message 2847: by Aloha (new)

Aloha | 71 comments Good going, Kit! There are some monthly reads in the other forums that I have to do before I get back to the series. Also, I'm interested in robotics, so I'll be filling my head with it for a bit. When it comes to reading, I like to do whatever my mind gets excited by.

Kit★ wrote: "Finished Wolves in the wee hours this a.m (well, I guess technically since it's now past midnight here, it was yesterday) before bed and gotta do my review yet, then I'll be on to Song of Susannah."


message 2848: by Aloha (new)

Aloha | 71 comments Tom and Dustin, here's another mind-blowing link that's related to robotics and the book I'm currently reading Beyond Boundaries: The New Neuroscience of Connecting Brains with Machines and How It Will Change Our Lives. It was posted in my Sword & Laser forum.

http://www.youtube.com/watch?v=ogBX18...


message 2849: by Holly (new)

Holly | 407 comments I'm just starting The Kennedy Men: 1901-1963 by Laurence Leamer.


message 2850: by Dustin (new)

Dustin Aloha wrote: "Tom and Dustin, here's another mind-blowing link that's related to robotics and the book I'm currently reading Beyond Boundaries: The New Neuroscience of Connecting Brains with Machines and How It ..."

Thank you, Aloha!:) Where do you get all these interesting links, anyway?


back to top
This topic has been frozen by the moderator.
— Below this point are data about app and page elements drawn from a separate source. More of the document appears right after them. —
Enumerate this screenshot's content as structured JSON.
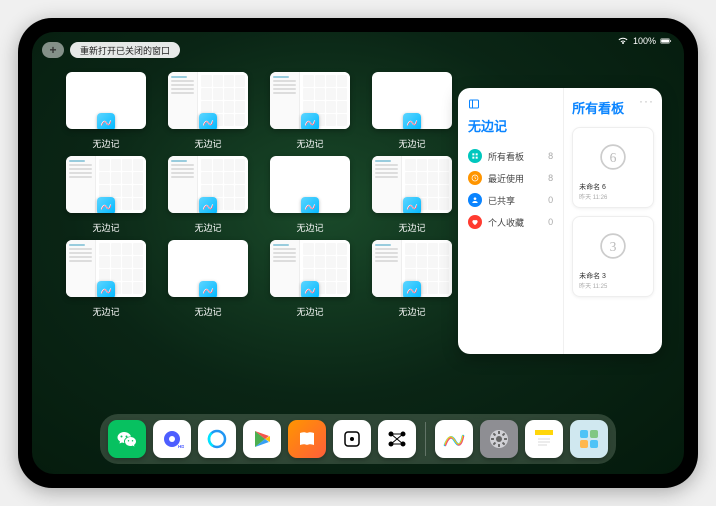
{
  "status": {
    "battery": "100%"
  },
  "topbar": {
    "add_label": "+",
    "reopen_label": "重新打开已关闭的窗口"
  },
  "app": {
    "name": "无边记"
  },
  "windows": [
    {
      "label": "无边记",
      "variant": "blank"
    },
    {
      "label": "无边记",
      "variant": "split"
    },
    {
      "label": "无边记",
      "variant": "split"
    },
    {
      "label": "无边记",
      "variant": "blank"
    },
    {
      "label": "无边记",
      "variant": "split"
    },
    {
      "label": "无边记",
      "variant": "split"
    },
    {
      "label": "无边记",
      "variant": "blank"
    },
    {
      "label": "无边记",
      "variant": "split"
    },
    {
      "label": "无边记",
      "variant": "split"
    },
    {
      "label": "无边记",
      "variant": "blank"
    },
    {
      "label": "无边记",
      "variant": "split"
    },
    {
      "label": "无边记",
      "variant": "split"
    }
  ],
  "widget": {
    "left_title": "无边记",
    "right_title": "所有看板",
    "items": [
      {
        "icon": "grid",
        "color": "#00c7be",
        "label": "所有看板",
        "count": "8"
      },
      {
        "icon": "clock",
        "color": "#ff9500",
        "label": "最近使用",
        "count": "8"
      },
      {
        "icon": "person",
        "color": "#0a84ff",
        "label": "已共享",
        "count": "0"
      },
      {
        "icon": "heart",
        "color": "#ff3b30",
        "label": "个人收藏",
        "count": "0"
      }
    ],
    "boards": [
      {
        "glyph": "6",
        "name": "未命名 6",
        "sub": "昨天 11:26"
      },
      {
        "glyph": "3",
        "name": "未命名 3",
        "sub": "昨天 11:25"
      }
    ]
  },
  "dock": [
    {
      "name": "wechat",
      "bg": "#07c160"
    },
    {
      "name": "quark",
      "bg": "#ffffff"
    },
    {
      "name": "qqbrowser",
      "bg": "#ffffff"
    },
    {
      "name": "play",
      "bg": "#ffffff"
    },
    {
      "name": "books",
      "bg": "linear-gradient(135deg,#ff9500,#ff5e3a)"
    },
    {
      "name": "dice",
      "bg": "#ffffff"
    },
    {
      "name": "network",
      "bg": "#ffffff"
    },
    {
      "name": "freeform",
      "bg": "#ffffff"
    },
    {
      "name": "settings",
      "bg": "#8e8e93"
    },
    {
      "name": "notes",
      "bg": "#ffffff"
    },
    {
      "name": "widgets",
      "bg": "#d0e8f0"
    }
  ]
}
No new comments can be posted.
unread topics | mark unread


Books mentioned in this topic

The One That I Want (other topics)
Infinite Jest (other topics)
A Room Swept White (other topics)
The Dark Tower (other topics)
Misery (other topics)
More...

Authors mentioned in this topic

Michael B. Edwards (other topics)
Guillermo del Toro (other topics)
Titania Hardie (other topics)
Dan Brown (other topics)
Joe Hill (other topics)
More...